I have great wealth—a spear and a swordHe offers several other translations that have been given over the years, as well as the original Greek to compare, if you have the tongue yourself. 'Yeoman,' one says! Well, Sam Aylward, perhaps; but I think the concept is out of place even there.
and the good shield of animal hide, skin's protector;
for with this I plough, with this I reap,
with this I tread the sweet wine from the grape-vine,
with this I am named master of vassals.
Those who dare not wield a spear and a sword
and the good shield of animal hide, skin's protector:
all these men, falling around my knee,
worship me, calling me
master and great king.
"Vassal" is a little out of place, too, though there is a predecessor concept that is more applicable. Witness Homer, speaking of the warriors who were sworn to Achilles (from the Fitzgerald):

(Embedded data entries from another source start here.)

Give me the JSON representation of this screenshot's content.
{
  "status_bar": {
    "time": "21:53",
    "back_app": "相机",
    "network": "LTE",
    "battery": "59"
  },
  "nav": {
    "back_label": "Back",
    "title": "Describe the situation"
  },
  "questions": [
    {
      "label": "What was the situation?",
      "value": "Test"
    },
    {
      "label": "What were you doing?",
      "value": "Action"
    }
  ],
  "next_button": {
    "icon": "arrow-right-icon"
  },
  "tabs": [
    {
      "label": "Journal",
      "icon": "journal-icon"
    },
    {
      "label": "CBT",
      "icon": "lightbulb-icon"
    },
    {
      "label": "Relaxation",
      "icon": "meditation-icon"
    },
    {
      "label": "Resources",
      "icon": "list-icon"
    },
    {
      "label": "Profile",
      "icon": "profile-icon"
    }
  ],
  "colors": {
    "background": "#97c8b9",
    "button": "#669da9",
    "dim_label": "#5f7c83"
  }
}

...Like wolves,Even Fitzgerald is not quite right here. Ares is not properly "the god of war." He is rightly named: 'The god, War.'
Carnivorous and fierce and tireless,
who rend a great stag on a mountainside,
and feed on him, their jaws reddened with blood,
loping in a pack to drink springwater,
their chops a-drip with fresh blood, their hearts
unshaken ever, and their bellies glutted:
such were the Myrmidons and their officers,
running to form up round Akhilleus' brave
And like the god of war
among them was Akhilleus: he stood tall
and sped the chariots and shieldmen onward.